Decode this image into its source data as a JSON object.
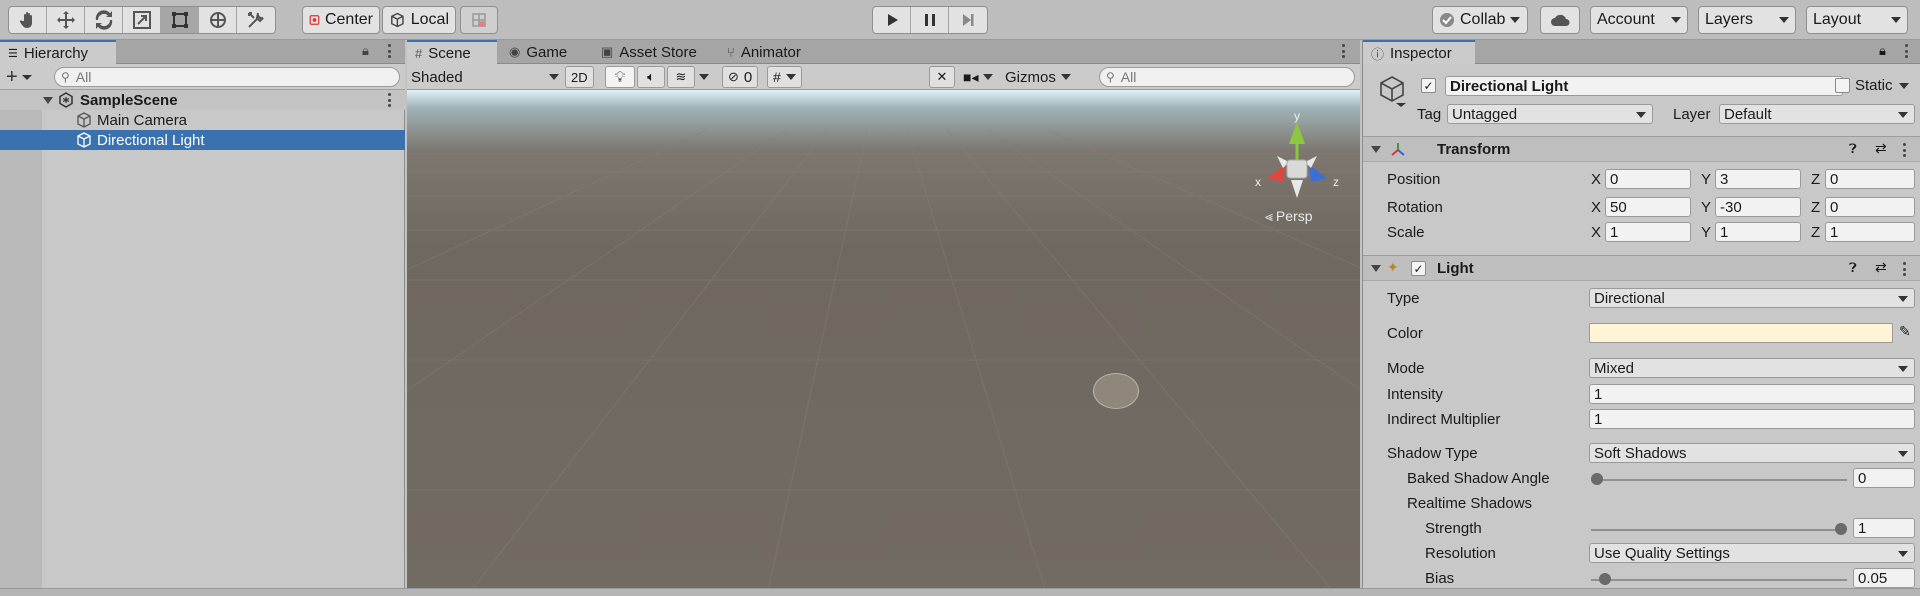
{
  "toolbar": {
    "tools": [
      "hand-tool",
      "move-tool",
      "rotate-tool",
      "scale-tool",
      "rect-tool",
      "transform-tool",
      "custom-tool"
    ],
    "pivot_label": "Center",
    "space_label": "Local",
    "collab_label": "Collab",
    "account_label": "Account",
    "layers_label": "Layers",
    "layout_label": "Layout"
  },
  "hierarchy": {
    "tab_label": "Hierarchy",
    "search_placeholder": "All",
    "scene_name": "SampleScene",
    "items": [
      {
        "label": "Main Camera",
        "selected": false
      },
      {
        "label": "Directional Light",
        "selected": true
      }
    ]
  },
  "scene_tabs": [
    {
      "label": "Scene",
      "icon": "grid-icon",
      "active": true
    },
    {
      "label": "Game",
      "icon": "gamepad-icon",
      "active": false
    },
    {
      "label": "Asset Store",
      "icon": "bag-icon",
      "active": false
    },
    {
      "label": "Animator",
      "icon": "animator-icon",
      "active": false
    }
  ],
  "scene_toolbar": {
    "shading_mode": "Shaded",
    "mode_2d": "2D",
    "hidden_count": "0",
    "gizmos_label": "Gizmos",
    "search_placeholder": "All"
  },
  "viewport": {
    "projection_label": "Persp",
    "axis_x": "x",
    "axis_y": "y",
    "axis_z": "z"
  },
  "inspector": {
    "tab_label": "Inspector",
    "object_name": "Directional Light",
    "static_label": "Static",
    "tag_label": "Tag",
    "tag_value": "Untagged",
    "layer_label": "Layer",
    "layer_value": "Default",
    "transform": {
      "title": "Transform",
      "position_label": "Position",
      "rotation_label": "Rotation",
      "scale_label": "Scale",
      "position": {
        "x": "0",
        "y": "3",
        "z": "0"
      },
      "rotation": {
        "x": "50",
        "y": "-30",
        "z": "0"
      },
      "scale": {
        "x": "1",
        "y": "1",
        "z": "1"
      },
      "x_letter": "X",
      "y_letter": "Y",
      "z_letter": "Z"
    },
    "light": {
      "title": "Light",
      "type_label": "Type",
      "type_value": "Directional",
      "color_label": "Color",
      "color_value": "#fff4d6",
      "mode_label": "Mode",
      "mode_value": "Mixed",
      "intensity_label": "Intensity",
      "intensity_value": "1",
      "indirect_label": "Indirect Multiplier",
      "indirect_value": "1",
      "shadow_type_label": "Shadow Type",
      "shadow_type_value": "Soft Shadows",
      "baked_angle_label": "Baked Shadow Angle",
      "baked_angle_value": "0",
      "realtime_label": "Realtime Shadows",
      "strength_label": "Strength",
      "strength_value": "1",
      "resolution_label": "Resolution",
      "resolution_value": "Use Quality Settings",
      "bias_label": "Bias",
      "bias_value": "0.05"
    }
  },
  "colors": {
    "selection": "#3a72b0",
    "accent_red": "#e0473c",
    "axis_green": "#8dc63f",
    "axis_blue": "#3b6fd6"
  }
}
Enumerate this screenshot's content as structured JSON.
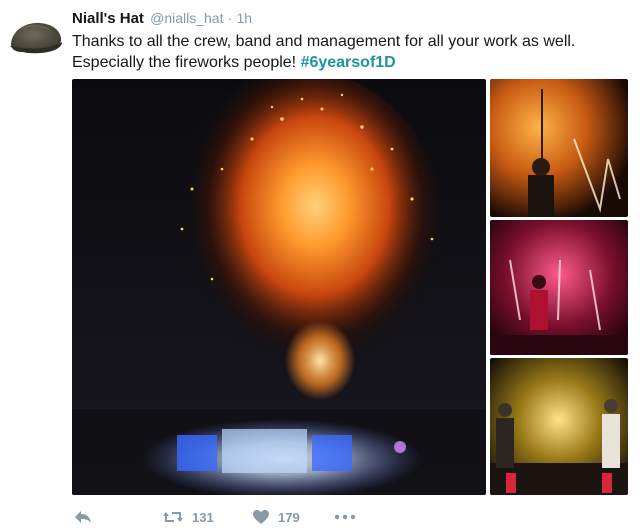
{
  "tweet": {
    "author_name": "Niall's Hat",
    "author_handle": "@nialls_hat",
    "separator": "·",
    "time": "1h",
    "text_line1": "Thanks to all the crew, band and management for all your work as well.",
    "text_line2_prefix": "Especially the fireworks people!",
    "hashtag": "#6yearsof1D",
    "avatar_icon": "flat-cap-hat",
    "photo_count": 4
  },
  "actions": {
    "reply_icon": "reply-arrow-icon",
    "retweet_icon": "retweet-icon",
    "retweet_count": "131",
    "like_icon": "heart-icon",
    "like_count": "179",
    "more_icon": "more-dots-icon"
  },
  "colors": {
    "name": "#14171a",
    "meta": "#8899a6",
    "hashtag": "#1b95a0",
    "firework": "#ff7a1a"
  }
}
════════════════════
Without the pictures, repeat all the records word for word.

■ **Solution to the problem**:
Decode this image into its source data as a JSON object.
{
  "toolbar": {
    "tools": [
      "hand-tool",
      "move-tool",
      "rotate-tool",
      "scale-tool",
      "rect-tool",
      "transform-tool",
      "custom-tool"
    ],
    "pivot_label": "Center",
    "space_label": "Local",
    "collab_label": "Collab",
    "account_label": "Account",
    "layers_label": "Layers",
    "layout_label": "Layout"
  },
  "hierarchy": {
    "tab_label": "Hierarchy",
    "search_placeholder": "All",
    "scene_name": "SampleScene",
    "items": [
      {
        "label": "Main Camera",
        "selected": false
      },
      {
        "label": "Directional Light",
        "selected": true
      }
    ]
  },
  "scene_tabs": [
    {
      "label": "Scene",
      "icon": "grid-icon",
      "active": true
    },
    {
      "label": "Game",
      "icon": "gamepad-icon",
      "active": false
    },
    {
      "label": "Asset Store",
      "icon": "bag-icon",
      "active": false
    },
    {
      "label": "Animator",
      "icon": "animator-icon",
      "active": false
    }
  ],
  "scene_toolbar": {
    "shading_mode": "Shaded",
    "mode_2d": "2D",
    "hidden_count": "0",
    "gizmos_label": "Gizmos",
    "search_placeholder": "All"
  },
  "viewport": {
    "projection_label": "Persp",
    "axis_x": "x",
    "axis_y": "y",
    "axis_z": "z"
  },
  "inspector": {
    "tab_label": "Inspector",
    "object_name": "Directional Light",
    "static_label": "Static",
    "tag_label": "Tag",
    "tag_value": "Untagged",
    "layer_label": "Layer",
    "layer_value": "Default",
    "transform": {
      "title": "Transform",
      "position_label": "Position",
      "rotation_label": "Rotation",
      "scale_label": "Scale",
      "position": {
        "x": "0",
        "y": "3",
        "z": "0"
      },
      "rotation": {
        "x": "50",
        "y": "-30",
        "z": "0"
      },
      "scale": {
        "x": "1",
        "y": "1",
        "z": "1"
      },
      "x_letter": "X",
      "y_letter": "Y",
      "z_letter": "Z"
    },
    "light": {
      "title": "Light",
      "type_label": "Type",
      "type_value": "Directional",
      "color_label": "Color",
      "color_value": "#fff4d6",
      "mode_label": "Mode",
      "mode_value": "Mixed",
      "intensity_label": "Intensity",
      "intensity_value": "1",
      "indirect_label": "Indirect Multiplier",
      "indirect_value": "1",
      "shadow_type_label": "Shadow Type",
      "shadow_type_value": "Soft Shadows",
      "baked_angle_label": "Baked Shadow Angle",
      "baked_angle_value": "0",
      "realtime_label": "Realtime Shadows",
      "strength_label": "Strength",
      "strength_value": "1",
      "resolution_label": "Resolution",
      "resolution_value": "Use Quality Settings",
      "bias_label": "Bias",
      "bias_value": "0.05"
    }
  },
  "colors": {
    "selection": "#3a72b0",
    "accent_red": "#e0473c",
    "axis_green": "#8dc63f",
    "axis_blue": "#3b6fd6"
  }
}
Enumerate this screenshot's content as structured JSON.
{
  "tweet": {
    "author_name": "Niall's Hat",
    "author_handle": "@nialls_hat",
    "separator": "·",
    "time": "1h",
    "text_line1": "Thanks to all the crew, band and management for all your work as well.",
    "text_line2_prefix": "Especially the fireworks people!",
    "hashtag": "#6yearsof1D",
    "avatar_icon": "flat-cap-hat",
    "photo_count": 4
  },
  "actions": {
    "reply_icon": "reply-arrow-icon",
    "retweet_icon": "retweet-icon",
    "retweet_count": "131",
    "like_icon": "heart-icon",
    "like_count": "179",
    "more_icon": "more-dots-icon"
  },
  "colors": {
    "name": "#14171a",
    "meta": "#8899a6",
    "hashtag": "#1b95a0",
    "firework": "#ff7a1a"
  }
}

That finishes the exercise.